──────── Data for this exercise

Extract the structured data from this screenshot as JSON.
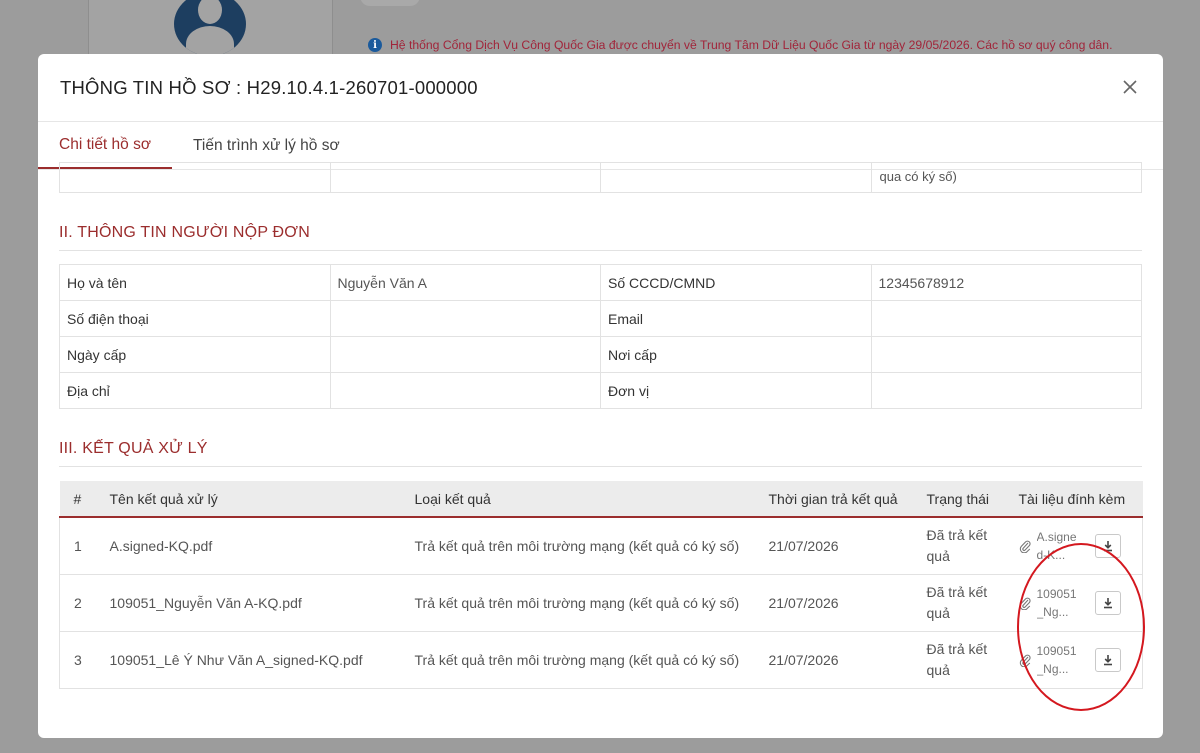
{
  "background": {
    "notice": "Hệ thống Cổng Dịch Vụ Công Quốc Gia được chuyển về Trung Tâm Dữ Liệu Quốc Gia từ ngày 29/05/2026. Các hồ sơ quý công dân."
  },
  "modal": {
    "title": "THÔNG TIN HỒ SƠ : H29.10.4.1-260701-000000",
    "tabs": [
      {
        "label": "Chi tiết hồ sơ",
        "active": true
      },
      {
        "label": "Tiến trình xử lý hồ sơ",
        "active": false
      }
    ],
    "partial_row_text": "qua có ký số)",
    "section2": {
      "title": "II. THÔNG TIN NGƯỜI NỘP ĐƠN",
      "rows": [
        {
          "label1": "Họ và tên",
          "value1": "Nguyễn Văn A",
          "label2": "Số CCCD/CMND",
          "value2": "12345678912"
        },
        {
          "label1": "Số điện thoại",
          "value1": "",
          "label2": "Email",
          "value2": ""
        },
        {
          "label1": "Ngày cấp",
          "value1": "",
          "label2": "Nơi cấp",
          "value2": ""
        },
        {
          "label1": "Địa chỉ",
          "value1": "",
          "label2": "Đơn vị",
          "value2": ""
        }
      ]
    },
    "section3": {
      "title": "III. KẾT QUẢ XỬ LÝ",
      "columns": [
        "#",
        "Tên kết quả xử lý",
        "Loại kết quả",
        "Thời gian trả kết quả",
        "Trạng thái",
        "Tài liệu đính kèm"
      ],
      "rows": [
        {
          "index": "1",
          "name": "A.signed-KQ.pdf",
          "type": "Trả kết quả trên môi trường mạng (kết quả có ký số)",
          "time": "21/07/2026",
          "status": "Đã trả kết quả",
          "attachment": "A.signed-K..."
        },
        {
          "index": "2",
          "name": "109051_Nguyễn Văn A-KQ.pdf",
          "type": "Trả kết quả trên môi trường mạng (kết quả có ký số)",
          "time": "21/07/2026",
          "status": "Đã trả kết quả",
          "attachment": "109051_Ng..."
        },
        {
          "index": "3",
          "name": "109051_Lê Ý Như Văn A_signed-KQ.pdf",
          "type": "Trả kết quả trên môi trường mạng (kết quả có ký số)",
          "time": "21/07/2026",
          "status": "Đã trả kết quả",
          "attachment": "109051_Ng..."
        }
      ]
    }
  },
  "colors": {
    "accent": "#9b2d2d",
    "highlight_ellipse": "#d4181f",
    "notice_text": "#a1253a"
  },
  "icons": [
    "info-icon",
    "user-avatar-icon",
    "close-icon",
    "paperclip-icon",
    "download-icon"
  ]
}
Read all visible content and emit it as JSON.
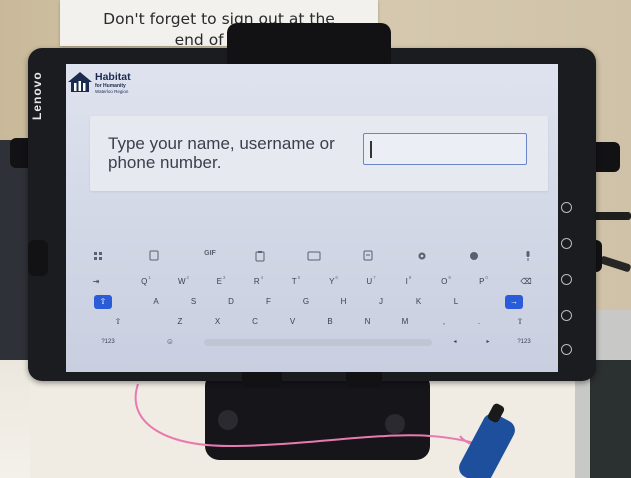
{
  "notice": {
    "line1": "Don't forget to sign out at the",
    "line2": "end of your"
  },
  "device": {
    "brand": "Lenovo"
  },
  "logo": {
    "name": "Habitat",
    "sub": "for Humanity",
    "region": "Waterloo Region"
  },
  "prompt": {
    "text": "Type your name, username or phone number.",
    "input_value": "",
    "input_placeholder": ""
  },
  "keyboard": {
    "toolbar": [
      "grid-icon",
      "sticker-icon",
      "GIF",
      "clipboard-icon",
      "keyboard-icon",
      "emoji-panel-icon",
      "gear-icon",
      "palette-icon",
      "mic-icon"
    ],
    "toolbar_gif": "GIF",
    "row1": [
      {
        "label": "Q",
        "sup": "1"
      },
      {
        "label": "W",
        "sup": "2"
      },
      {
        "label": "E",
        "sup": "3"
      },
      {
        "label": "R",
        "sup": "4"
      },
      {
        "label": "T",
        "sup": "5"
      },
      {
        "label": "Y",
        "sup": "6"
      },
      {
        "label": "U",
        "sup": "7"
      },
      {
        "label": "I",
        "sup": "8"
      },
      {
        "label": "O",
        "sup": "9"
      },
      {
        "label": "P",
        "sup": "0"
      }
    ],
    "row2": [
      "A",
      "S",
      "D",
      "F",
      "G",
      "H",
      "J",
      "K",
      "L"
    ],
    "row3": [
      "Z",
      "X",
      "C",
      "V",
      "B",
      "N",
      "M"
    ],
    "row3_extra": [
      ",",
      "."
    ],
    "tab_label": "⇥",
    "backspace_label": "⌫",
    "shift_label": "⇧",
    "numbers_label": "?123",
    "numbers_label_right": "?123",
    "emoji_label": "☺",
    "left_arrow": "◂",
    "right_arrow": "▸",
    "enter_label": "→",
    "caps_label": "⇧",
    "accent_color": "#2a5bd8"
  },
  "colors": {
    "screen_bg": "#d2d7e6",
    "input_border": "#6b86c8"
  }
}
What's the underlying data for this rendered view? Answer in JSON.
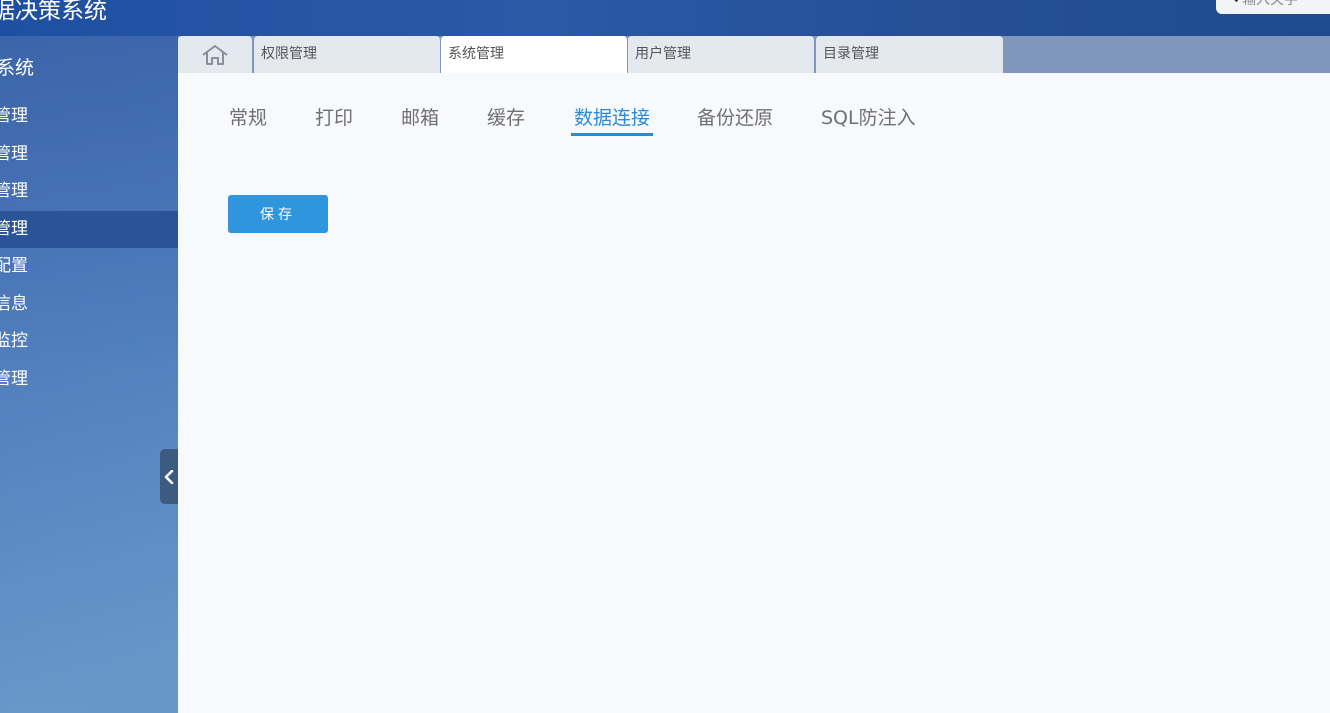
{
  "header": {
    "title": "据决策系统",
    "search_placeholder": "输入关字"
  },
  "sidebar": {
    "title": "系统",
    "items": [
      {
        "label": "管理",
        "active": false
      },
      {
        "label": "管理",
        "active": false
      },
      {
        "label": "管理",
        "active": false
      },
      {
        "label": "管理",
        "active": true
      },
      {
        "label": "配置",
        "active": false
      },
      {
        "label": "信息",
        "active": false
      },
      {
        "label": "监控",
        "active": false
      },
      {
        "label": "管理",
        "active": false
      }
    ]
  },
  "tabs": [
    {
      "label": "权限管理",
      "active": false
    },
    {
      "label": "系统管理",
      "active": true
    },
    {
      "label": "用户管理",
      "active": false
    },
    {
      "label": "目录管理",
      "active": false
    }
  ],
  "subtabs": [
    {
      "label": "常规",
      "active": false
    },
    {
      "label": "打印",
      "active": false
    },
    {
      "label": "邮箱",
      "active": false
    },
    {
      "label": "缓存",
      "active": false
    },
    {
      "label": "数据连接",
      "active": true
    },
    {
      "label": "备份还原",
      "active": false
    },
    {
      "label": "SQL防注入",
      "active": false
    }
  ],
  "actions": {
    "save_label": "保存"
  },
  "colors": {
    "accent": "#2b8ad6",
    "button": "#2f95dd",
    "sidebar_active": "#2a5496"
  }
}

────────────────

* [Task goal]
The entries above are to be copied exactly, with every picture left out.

* [Written answer]
Extract the structured data from this screenshot as JSON.
{
  "background": {
    "notice": "Hệ thống Cổng Dịch Vụ Công Quốc Gia được chuyển về Trung Tâm Dữ Liệu Quốc Gia từ ngày 29/05/2026. Các hồ sơ quý công dân."
  },
  "modal": {
    "title": "THÔNG TIN HỒ SƠ : H29.10.4.1-260701-000000",
    "tabs": [
      {
        "label": "Chi tiết hồ sơ",
        "active": true
      },
      {
        "label": "Tiến trình xử lý hồ sơ",
        "active": false
      }
    ],
    "partial_row_text": "qua có ký số)",
    "section2": {
      "title": "II. THÔNG TIN NGƯỜI NỘP ĐƠN",
      "rows": [
        {
          "label1": "Họ và tên",
          "value1": "Nguyễn Văn A",
          "label2": "Số CCCD/CMND",
          "value2": "12345678912"
        },
        {
          "label1": "Số điện thoại",
          "value1": "",
          "label2": "Email",
          "value2": ""
        },
        {
          "label1": "Ngày cấp",
          "value1": "",
          "label2": "Nơi cấp",
          "value2": ""
        },
        {
          "label1": "Địa chỉ",
          "value1": "",
          "label2": "Đơn vị",
          "value2": ""
        }
      ]
    },
    "section3": {
      "title": "III. KẾT QUẢ XỬ LÝ",
      "columns": [
        "#",
        "Tên kết quả xử lý",
        "Loại kết quả",
        "Thời gian trả kết quả",
        "Trạng thái",
        "Tài liệu đính kèm"
      ],
      "rows": [
        {
          "index": "1",
          "name": "A.signed-KQ.pdf",
          "type": "Trả kết quả trên môi trường mạng (kết quả có ký số)",
          "time": "21/07/2026",
          "status": "Đã trả kết quả",
          "attachment": "A.signed-K..."
        },
        {
          "index": "2",
          "name": "109051_Nguyễn Văn A-KQ.pdf",
          "type": "Trả kết quả trên môi trường mạng (kết quả có ký số)",
          "time": "21/07/2026",
          "status": "Đã trả kết quả",
          "attachment": "109051_Ng..."
        },
        {
          "index": "3",
          "name": "109051_Lê Ý Như Văn A_signed-KQ.pdf",
          "type": "Trả kết quả trên môi trường mạng (kết quả có ký số)",
          "time": "21/07/2026",
          "status": "Đã trả kết quả",
          "attachment": "109051_Ng..."
        }
      ]
    }
  },
  "colors": {
    "accent": "#9b2d2d",
    "highlight_ellipse": "#d4181f",
    "notice_text": "#a1253a"
  },
  "icons": [
    "info-icon",
    "user-avatar-icon",
    "close-icon",
    "paperclip-icon",
    "download-icon"
  ]
}
Read all visible content and emit it as JSON.
{
  "notice": {
    "line1": "Don't forget to sign out at the",
    "line2": "end of your"
  },
  "device": {
    "brand": "Lenovo"
  },
  "logo": {
    "name": "Habitat",
    "sub": "for Humanity",
    "region": "Waterloo Region"
  },
  "prompt": {
    "text": "Type your name, username or phone number.",
    "input_value": "",
    "input_placeholder": ""
  },
  "keyboard": {
    "toolbar": [
      "grid-icon",
      "sticker-icon",
      "GIF",
      "clipboard-icon",
      "keyboard-icon",
      "emoji-panel-icon",
      "gear-icon",
      "palette-icon",
      "mic-icon"
    ],
    "toolbar_gif": "GIF",
    "row1": [
      {
        "label": "Q",
        "sup": "1"
      },
      {
        "label": "W",
        "sup": "2"
      },
      {
        "label": "E",
        "sup": "3"
      },
      {
        "label": "R",
        "sup": "4"
      },
      {
        "label": "T",
        "sup": "5"
      },
      {
        "label": "Y",
        "sup": "6"
      },
      {
        "label": "U",
        "sup": "7"
      },
      {
        "label": "I",
        "sup": "8"
      },
      {
        "label": "O",
        "sup": "9"
      },
      {
        "label": "P",
        "sup": "0"
      }
    ],
    "row2": [
      "A",
      "S",
      "D",
      "F",
      "G",
      "H",
      "J",
      "K",
      "L"
    ],
    "row3": [
      "Z",
      "X",
      "C",
      "V",
      "B",
      "N",
      "M"
    ],
    "row3_extra": [
      ",",
      "."
    ],
    "tab_label": "⇥",
    "backspace_label": "⌫",
    "shift_label": "⇧",
    "numbers_label": "?123",
    "numbers_label_right": "?123",
    "emoji_label": "☺",
    "left_arrow": "◂",
    "right_arrow": "▸",
    "enter_label": "→",
    "caps_label": "⇧",
    "accent_color": "#2a5bd8"
  },
  "colors": {
    "screen_bg": "#d2d7e6",
    "input_border": "#6b86c8"
  }
}
What's the underlying data for this rendered view? Answer in JSON.
{
  "header": {
    "title": "据决策系统",
    "search_placeholder": "输入关字"
  },
  "sidebar": {
    "title": "系统",
    "items": [
      {
        "label": "管理",
        "active": false
      },
      {
        "label": "管理",
        "active": false
      },
      {
        "label": "管理",
        "active": false
      },
      {
        "label": "管理",
        "active": true
      },
      {
        "label": "配置",
        "active": false
      },
      {
        "label": "信息",
        "active": false
      },
      {
        "label": "监控",
        "active": false
      },
      {
        "label": "管理",
        "active": false
      }
    ]
  },
  "tabs": [
    {
      "label": "权限管理",
      "active": false
    },
    {
      "label": "系统管理",
      "active": true
    },
    {
      "label": "用户管理",
      "active": false
    },
    {
      "label": "目录管理",
      "active": false
    }
  ],
  "subtabs": [
    {
      "label": "常规",
      "active": false
    },
    {
      "label": "打印",
      "active": false
    },
    {
      "label": "邮箱",
      "active": false
    },
    {
      "label": "缓存",
      "active": false
    },
    {
      "label": "数据连接",
      "active": true
    },
    {
      "label": "备份还原",
      "active": false
    },
    {
      "label": "SQL防注入",
      "active": false
    }
  ],
  "actions": {
    "save_label": "保存"
  },
  "colors": {
    "accent": "#2b8ad6",
    "button": "#2f95dd",
    "sidebar_active": "#2a5496"
  }
}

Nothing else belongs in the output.